#### [WHAT THE EXERCISE ASKS]
Scan the records for the string "JSON" and copy every line that holds it.

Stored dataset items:
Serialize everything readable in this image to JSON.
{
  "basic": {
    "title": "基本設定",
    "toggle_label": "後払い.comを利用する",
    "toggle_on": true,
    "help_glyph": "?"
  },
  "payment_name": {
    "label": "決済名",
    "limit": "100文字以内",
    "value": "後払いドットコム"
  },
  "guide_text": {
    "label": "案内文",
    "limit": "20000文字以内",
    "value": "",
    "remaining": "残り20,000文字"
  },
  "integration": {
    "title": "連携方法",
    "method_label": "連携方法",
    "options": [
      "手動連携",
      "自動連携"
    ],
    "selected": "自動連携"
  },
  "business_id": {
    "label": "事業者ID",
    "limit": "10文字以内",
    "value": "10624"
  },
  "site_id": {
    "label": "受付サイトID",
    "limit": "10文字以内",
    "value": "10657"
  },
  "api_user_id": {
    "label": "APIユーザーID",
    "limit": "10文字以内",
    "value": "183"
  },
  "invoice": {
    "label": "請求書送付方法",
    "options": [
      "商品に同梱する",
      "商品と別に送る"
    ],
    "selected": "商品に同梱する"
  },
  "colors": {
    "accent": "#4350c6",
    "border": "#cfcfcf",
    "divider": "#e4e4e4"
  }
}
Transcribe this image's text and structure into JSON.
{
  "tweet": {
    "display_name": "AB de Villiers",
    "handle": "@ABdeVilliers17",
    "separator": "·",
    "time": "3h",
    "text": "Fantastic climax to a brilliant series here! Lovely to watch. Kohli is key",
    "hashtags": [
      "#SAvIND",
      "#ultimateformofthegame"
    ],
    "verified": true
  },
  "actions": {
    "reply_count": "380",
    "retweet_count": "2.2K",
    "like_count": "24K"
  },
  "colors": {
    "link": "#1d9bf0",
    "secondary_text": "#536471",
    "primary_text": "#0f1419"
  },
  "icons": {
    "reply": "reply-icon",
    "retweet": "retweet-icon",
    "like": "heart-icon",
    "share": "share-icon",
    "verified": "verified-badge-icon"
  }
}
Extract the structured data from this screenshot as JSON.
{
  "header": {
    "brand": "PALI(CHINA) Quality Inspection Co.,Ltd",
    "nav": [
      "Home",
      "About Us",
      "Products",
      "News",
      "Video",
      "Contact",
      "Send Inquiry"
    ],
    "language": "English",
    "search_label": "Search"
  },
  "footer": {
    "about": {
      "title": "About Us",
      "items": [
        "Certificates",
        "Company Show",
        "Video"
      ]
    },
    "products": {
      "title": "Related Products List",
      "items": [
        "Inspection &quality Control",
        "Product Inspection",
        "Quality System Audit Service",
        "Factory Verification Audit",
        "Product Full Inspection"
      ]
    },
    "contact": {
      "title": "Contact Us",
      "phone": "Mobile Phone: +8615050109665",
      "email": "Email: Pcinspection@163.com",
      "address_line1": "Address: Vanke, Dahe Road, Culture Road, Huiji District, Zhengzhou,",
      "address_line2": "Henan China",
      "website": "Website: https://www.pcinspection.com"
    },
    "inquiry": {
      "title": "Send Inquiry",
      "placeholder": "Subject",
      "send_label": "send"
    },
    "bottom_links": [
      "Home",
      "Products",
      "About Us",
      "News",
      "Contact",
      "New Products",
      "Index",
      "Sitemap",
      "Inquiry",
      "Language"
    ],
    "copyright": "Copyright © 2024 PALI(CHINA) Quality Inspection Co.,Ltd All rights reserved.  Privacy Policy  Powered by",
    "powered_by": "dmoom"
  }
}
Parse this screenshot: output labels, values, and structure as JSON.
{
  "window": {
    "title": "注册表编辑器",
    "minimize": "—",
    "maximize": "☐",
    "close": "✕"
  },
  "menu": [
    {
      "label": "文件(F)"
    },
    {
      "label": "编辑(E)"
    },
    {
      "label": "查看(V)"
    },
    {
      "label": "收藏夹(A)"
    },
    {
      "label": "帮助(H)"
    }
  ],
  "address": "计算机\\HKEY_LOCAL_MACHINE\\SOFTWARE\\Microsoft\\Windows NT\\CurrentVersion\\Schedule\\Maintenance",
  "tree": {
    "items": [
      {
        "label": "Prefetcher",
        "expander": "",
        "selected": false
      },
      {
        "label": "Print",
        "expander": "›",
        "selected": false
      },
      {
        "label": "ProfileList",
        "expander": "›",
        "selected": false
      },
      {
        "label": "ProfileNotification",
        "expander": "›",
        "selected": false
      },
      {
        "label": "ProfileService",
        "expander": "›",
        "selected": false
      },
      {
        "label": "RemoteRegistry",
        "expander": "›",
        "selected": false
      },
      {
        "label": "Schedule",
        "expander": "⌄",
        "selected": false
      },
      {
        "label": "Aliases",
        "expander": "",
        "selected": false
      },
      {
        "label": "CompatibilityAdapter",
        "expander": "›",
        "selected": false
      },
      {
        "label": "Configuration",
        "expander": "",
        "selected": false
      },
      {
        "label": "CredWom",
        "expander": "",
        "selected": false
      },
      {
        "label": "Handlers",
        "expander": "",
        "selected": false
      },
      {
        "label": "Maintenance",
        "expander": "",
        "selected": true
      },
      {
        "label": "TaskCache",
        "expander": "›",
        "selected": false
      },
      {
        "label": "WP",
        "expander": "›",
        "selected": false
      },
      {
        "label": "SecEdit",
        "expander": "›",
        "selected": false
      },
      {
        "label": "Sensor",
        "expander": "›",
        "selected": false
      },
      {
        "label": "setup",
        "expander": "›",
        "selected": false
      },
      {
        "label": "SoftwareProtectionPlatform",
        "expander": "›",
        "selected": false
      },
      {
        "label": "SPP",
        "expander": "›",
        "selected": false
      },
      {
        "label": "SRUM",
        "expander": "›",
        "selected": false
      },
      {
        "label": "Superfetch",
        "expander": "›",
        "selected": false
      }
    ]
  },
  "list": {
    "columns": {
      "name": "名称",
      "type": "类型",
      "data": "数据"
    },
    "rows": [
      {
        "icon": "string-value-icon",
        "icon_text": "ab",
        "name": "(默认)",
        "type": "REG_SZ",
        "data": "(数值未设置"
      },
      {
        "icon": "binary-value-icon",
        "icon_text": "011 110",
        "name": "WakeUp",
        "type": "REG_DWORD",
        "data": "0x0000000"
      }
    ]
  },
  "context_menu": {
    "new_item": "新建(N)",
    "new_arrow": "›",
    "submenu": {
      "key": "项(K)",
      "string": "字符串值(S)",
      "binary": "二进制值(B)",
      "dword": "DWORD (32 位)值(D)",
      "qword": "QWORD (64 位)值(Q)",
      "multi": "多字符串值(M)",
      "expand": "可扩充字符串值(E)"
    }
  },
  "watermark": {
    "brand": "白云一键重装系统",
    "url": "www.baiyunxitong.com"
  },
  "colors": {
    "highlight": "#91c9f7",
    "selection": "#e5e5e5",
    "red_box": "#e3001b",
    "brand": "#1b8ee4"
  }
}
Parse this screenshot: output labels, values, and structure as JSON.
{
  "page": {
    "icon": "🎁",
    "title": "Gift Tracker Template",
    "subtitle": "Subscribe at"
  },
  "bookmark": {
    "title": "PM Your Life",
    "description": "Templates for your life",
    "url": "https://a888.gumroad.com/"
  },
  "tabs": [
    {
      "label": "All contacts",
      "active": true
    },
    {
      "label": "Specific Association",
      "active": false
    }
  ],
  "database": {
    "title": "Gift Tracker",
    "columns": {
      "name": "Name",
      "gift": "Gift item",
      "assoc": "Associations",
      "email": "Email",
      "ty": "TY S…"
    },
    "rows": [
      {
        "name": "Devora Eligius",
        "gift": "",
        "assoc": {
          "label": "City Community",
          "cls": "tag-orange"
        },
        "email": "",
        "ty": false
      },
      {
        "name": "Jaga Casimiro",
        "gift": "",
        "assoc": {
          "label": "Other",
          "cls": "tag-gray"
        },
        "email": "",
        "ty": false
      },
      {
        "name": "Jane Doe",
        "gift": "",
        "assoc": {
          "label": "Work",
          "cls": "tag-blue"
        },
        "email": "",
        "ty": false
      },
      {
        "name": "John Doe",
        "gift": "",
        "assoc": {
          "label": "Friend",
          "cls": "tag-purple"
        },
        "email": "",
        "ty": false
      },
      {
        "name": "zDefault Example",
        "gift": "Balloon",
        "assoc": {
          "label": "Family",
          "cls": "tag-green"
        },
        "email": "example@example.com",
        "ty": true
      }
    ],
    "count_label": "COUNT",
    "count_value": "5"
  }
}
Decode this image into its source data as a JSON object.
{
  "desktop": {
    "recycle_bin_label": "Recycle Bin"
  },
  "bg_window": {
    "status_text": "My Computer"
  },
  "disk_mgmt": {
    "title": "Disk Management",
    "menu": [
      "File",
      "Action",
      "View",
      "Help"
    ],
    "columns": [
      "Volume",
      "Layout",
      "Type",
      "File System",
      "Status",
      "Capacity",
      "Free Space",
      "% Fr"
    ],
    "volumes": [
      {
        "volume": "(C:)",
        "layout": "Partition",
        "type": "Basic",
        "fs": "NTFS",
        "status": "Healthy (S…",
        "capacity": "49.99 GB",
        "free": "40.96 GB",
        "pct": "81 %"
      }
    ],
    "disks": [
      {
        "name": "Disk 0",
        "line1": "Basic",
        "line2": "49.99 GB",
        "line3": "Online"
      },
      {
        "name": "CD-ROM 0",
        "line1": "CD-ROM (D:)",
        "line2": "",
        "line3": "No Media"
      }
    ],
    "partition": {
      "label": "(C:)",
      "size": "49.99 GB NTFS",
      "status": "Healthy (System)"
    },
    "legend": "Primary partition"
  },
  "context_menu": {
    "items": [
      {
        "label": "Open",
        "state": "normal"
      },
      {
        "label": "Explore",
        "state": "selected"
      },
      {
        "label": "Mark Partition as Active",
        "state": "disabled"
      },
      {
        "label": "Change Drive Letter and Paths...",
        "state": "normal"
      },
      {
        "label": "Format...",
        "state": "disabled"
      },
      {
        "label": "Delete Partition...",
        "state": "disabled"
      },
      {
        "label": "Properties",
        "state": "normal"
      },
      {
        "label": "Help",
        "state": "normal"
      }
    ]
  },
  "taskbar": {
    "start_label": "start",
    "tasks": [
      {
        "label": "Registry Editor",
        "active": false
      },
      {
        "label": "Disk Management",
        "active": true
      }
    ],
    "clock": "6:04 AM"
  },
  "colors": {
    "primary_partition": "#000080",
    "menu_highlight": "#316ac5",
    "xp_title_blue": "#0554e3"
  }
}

#### [REPLY]
Serialize everything readable in this image to JSON.
Transcribe this image's text and structure into JSON.
Extract the structured data from this screenshot as JSON.
Parse this screenshot: output labels, values, and structure as JSON.
Parse this screenshot: output labels, values, and structure as JSON.
Decode this image into its source data as a JSON object.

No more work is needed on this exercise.